This all brings me back to the Aldo Leopold quote on seeing land as community versus a commodity.  Land is more than a “object” that we own, land can give us so many resources and gifts if we treat it as something that is living with us; part of us, not that we just own it. We need to grow and think about what Aldo Leopold said YEARS ago about Land Ethic. Ethics are our standards/morals we hold for ourselves and how we apply those standards when making choices. When you throw the word Land in front; Land Ethics are the standards we hold leading to the reasons why we do certain things to/on our land.  If we do not have good land ethic the land will continue to perish.

We need to work WITH nature not against it. Treat it like family/community not an means to an end.

Aldo Leopold aldoleopold.org
Aldo Leopold- pure contentment
aldoleopold.org
Young forest
Young Forest Regeneration

Wonders of the TREES

Ever walk through the forest and see something, stop, and go hmm?

Yesterday I was out on a 120 forested property with a landowner.  We were just cruising along, when we stopped and both looked up and went hmm.

Often when I go to properties with a lot of acreage to cover the landowners drive me around on 4-wheelers or gators so we can cover all ground and see EVERYTHING! So here we are vroom vrooming along when we had to hit the breaks.  Up above us was unlike something I have never seen before.  The tree branch was literally curling around making a doughnut shape! I thought perfect placement for a bird or squirrel nest.  Now, I have seen a lot of trees that grow around things, like a sign or nail or something like that. Trees have incredible strength to grow around inanimate objects in order to survive.  I have also seen trees that grow slanted to try and catch as much sunlight as they can, but never in all my days of hugging trees have I seen one curl around like this.  It is quite odd to me actually; what in the world  this tree branch thinking to grow like this?!

All Natural Curl Tree
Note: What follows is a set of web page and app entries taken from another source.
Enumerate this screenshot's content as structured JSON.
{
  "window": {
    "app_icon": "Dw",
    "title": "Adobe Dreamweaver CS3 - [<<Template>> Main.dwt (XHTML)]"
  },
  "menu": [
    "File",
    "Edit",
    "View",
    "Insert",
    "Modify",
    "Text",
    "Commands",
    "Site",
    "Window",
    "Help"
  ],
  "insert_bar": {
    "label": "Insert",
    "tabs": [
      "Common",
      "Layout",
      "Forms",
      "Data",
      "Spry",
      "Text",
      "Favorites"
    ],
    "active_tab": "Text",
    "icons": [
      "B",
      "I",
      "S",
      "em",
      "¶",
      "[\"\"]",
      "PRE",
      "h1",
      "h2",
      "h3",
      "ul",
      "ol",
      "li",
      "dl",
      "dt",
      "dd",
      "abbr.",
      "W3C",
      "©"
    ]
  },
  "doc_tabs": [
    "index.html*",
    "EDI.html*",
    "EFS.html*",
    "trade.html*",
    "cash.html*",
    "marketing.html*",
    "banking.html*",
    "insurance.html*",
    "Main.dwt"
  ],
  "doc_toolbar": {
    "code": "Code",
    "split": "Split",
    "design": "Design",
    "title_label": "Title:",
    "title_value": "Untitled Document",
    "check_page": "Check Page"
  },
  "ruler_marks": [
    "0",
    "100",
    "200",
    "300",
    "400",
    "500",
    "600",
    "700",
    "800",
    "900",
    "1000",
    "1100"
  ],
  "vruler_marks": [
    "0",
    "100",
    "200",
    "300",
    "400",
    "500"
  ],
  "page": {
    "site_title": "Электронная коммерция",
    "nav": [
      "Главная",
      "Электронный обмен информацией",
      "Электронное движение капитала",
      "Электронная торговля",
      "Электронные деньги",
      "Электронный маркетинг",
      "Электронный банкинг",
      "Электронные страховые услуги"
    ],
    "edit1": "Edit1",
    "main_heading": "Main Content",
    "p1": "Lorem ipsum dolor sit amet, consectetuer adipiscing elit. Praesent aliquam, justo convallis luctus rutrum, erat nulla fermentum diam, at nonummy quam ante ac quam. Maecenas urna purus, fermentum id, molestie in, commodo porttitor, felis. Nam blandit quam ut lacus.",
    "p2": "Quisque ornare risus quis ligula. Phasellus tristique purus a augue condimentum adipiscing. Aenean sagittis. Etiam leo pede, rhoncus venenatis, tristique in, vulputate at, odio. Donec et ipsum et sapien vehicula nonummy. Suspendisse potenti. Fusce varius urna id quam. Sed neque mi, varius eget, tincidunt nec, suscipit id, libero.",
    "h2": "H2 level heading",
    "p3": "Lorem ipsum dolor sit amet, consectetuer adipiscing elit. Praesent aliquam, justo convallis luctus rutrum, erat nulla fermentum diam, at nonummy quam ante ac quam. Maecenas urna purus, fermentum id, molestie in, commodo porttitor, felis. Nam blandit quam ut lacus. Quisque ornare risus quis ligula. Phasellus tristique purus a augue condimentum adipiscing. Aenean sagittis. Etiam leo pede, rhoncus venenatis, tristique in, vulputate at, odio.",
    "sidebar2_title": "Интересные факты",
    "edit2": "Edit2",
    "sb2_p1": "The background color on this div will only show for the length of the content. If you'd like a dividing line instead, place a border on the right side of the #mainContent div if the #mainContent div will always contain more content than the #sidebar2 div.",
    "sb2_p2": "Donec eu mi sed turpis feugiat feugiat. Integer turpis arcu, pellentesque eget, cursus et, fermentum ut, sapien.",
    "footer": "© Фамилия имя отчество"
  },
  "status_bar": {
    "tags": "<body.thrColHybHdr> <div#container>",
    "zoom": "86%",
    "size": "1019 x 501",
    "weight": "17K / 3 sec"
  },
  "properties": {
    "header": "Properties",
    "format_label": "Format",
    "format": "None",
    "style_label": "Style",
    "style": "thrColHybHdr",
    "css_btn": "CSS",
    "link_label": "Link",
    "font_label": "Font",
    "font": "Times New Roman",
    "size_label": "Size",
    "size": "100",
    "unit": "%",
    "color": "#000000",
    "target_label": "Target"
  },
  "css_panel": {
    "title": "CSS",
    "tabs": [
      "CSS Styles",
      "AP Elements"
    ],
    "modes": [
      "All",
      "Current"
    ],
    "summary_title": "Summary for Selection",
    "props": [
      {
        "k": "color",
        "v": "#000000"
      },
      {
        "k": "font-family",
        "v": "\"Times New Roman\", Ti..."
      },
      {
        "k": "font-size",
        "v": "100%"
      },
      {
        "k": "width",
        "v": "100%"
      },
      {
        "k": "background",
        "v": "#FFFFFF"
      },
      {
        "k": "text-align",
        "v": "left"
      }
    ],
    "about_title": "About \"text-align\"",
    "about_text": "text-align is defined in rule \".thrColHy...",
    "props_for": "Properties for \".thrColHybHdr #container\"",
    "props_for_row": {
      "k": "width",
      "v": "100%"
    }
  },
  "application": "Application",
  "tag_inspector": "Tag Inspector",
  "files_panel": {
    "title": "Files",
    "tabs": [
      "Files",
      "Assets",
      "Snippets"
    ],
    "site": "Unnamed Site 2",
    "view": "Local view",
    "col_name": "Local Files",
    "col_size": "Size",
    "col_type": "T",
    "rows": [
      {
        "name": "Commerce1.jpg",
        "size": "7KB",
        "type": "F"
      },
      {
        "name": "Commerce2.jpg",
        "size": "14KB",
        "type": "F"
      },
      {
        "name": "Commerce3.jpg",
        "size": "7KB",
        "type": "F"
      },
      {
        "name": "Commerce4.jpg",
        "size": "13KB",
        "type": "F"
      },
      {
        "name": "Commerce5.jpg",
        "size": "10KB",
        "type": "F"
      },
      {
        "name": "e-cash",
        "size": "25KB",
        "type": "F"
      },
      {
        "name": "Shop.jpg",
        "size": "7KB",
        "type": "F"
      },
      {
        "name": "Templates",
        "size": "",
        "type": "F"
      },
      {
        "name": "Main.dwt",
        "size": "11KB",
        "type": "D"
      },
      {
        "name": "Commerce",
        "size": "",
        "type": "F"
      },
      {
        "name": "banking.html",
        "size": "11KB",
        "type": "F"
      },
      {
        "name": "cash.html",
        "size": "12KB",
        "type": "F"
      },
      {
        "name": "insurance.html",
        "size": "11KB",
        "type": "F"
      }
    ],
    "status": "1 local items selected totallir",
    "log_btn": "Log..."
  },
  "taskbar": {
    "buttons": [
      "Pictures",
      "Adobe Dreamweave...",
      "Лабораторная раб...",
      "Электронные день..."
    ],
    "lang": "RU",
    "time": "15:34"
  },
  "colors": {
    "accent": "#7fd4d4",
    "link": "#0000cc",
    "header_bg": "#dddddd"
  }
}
To my next wonder of trees…the other day I was sent an article about trees and communication.  Whether or not trees communicate in ways underground through their root systems.  Now part of me is like yeah okay makes sense what she is saying and part of me is thinking no, competition and Darwin’s theory of “survival of the fittest”.  Survival of the fittest is not saying the strongest always survives. It is often misinterpreted or maybe I am the one who misinterprets it but I believe it means the ones willing to change or adapt and the ones that are “smarter” are the  ones who survive. I am no expert on this!  So when I was listening to this forester talk about the communication with trees I obviously got to thinking about her theory.  When I was at this site visit he had a lot of regeneration. BABY TREES!!!! EEEE!!! Anyways, so I looked around at these baby trees and her theory did not sit right with me..if a “mom” tree is supposed to reach out and provide for the baby trees by giving nutrients then why are there a bunch of baby spruce trees growing under oaks? Does the “mom” not have to be the same species of tree?  Are the mature oaks providing for these white spruce trees?  Now I know, seeds travel by all sorts of ways but it was just a thought I had.  I like the concept of trees working together to survive…but I also believe in competition and space with trees all the trees are out to get the amount of sun they need, water, nutrients–why would it compromise its livelihood for a baby tree that may not make it? Her theory is valid and she has much more experience and knowledge then me, but I love the passion others have about trees and learning new things…its all a learning curve for the constant change and new discoveries people uncover!

It is all just so crazy to me, but I love the constant wonder…

Baby Balsam Fir Tree
Baby Balsam Fir Tree
White Cedar
White Cedar Horizon line 🙂